Pick out the lines below with "indicator" and list them.

::::::::::

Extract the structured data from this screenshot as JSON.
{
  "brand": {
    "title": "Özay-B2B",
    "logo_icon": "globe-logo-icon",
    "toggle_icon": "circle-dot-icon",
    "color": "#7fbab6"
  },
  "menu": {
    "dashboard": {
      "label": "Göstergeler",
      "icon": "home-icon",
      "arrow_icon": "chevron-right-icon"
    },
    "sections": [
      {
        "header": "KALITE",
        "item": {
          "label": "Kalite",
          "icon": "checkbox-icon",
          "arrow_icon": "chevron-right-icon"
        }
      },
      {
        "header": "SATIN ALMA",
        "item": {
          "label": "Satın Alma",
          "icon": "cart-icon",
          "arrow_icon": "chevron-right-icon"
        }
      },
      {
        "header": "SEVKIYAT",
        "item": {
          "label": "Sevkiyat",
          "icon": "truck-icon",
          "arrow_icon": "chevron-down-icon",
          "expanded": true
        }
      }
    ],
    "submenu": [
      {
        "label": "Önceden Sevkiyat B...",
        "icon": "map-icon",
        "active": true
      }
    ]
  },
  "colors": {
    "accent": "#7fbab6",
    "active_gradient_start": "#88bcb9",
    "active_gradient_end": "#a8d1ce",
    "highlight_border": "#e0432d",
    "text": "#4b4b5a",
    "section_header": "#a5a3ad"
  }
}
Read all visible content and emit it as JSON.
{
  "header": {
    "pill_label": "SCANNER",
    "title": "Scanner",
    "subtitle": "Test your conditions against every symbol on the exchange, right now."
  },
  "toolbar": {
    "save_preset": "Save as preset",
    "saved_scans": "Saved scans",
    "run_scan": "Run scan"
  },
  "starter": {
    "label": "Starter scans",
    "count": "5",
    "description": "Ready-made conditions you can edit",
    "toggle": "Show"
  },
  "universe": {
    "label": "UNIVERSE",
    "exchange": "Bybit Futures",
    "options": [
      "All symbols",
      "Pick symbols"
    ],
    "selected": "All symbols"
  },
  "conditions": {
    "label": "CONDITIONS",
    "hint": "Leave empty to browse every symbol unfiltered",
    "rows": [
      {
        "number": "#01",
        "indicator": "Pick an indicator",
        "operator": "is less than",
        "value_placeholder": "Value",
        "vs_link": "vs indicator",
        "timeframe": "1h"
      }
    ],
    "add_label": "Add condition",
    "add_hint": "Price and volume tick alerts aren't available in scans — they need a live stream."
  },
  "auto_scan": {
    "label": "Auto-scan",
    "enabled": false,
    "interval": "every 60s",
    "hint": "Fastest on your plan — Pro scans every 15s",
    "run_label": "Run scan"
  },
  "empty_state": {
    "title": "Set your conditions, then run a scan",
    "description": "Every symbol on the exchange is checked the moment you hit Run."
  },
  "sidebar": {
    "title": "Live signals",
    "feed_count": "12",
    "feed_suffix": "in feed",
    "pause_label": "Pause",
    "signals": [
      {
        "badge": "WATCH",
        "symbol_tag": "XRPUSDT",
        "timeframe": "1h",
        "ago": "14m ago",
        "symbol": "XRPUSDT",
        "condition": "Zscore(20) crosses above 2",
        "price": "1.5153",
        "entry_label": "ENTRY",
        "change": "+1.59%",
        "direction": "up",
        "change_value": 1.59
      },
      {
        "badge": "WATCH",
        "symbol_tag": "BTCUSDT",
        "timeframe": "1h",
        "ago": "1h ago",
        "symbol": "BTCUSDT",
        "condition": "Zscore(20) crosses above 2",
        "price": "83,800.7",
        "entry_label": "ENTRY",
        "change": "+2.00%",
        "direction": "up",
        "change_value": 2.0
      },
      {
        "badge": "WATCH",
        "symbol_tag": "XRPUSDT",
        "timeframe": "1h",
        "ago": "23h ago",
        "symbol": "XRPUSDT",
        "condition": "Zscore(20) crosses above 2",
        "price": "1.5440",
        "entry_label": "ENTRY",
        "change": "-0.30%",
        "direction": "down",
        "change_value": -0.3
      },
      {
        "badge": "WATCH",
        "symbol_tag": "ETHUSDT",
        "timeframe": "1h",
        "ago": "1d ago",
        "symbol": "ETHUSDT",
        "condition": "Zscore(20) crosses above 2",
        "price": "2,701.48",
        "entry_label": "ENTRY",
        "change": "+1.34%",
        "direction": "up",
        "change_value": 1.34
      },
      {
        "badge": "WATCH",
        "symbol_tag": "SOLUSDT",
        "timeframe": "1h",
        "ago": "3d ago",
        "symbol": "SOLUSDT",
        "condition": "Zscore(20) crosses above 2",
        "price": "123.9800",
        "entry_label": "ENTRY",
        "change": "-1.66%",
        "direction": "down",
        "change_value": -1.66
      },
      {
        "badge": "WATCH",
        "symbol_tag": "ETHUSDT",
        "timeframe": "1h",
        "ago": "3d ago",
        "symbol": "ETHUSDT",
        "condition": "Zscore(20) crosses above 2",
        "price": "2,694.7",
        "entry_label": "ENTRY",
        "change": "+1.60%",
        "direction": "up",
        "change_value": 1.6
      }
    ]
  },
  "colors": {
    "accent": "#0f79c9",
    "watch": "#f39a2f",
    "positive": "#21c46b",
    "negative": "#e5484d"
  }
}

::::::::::

* Solution to the problem *
        "indicator": "Pick an indicator",
        "vs_link": "vs indicator",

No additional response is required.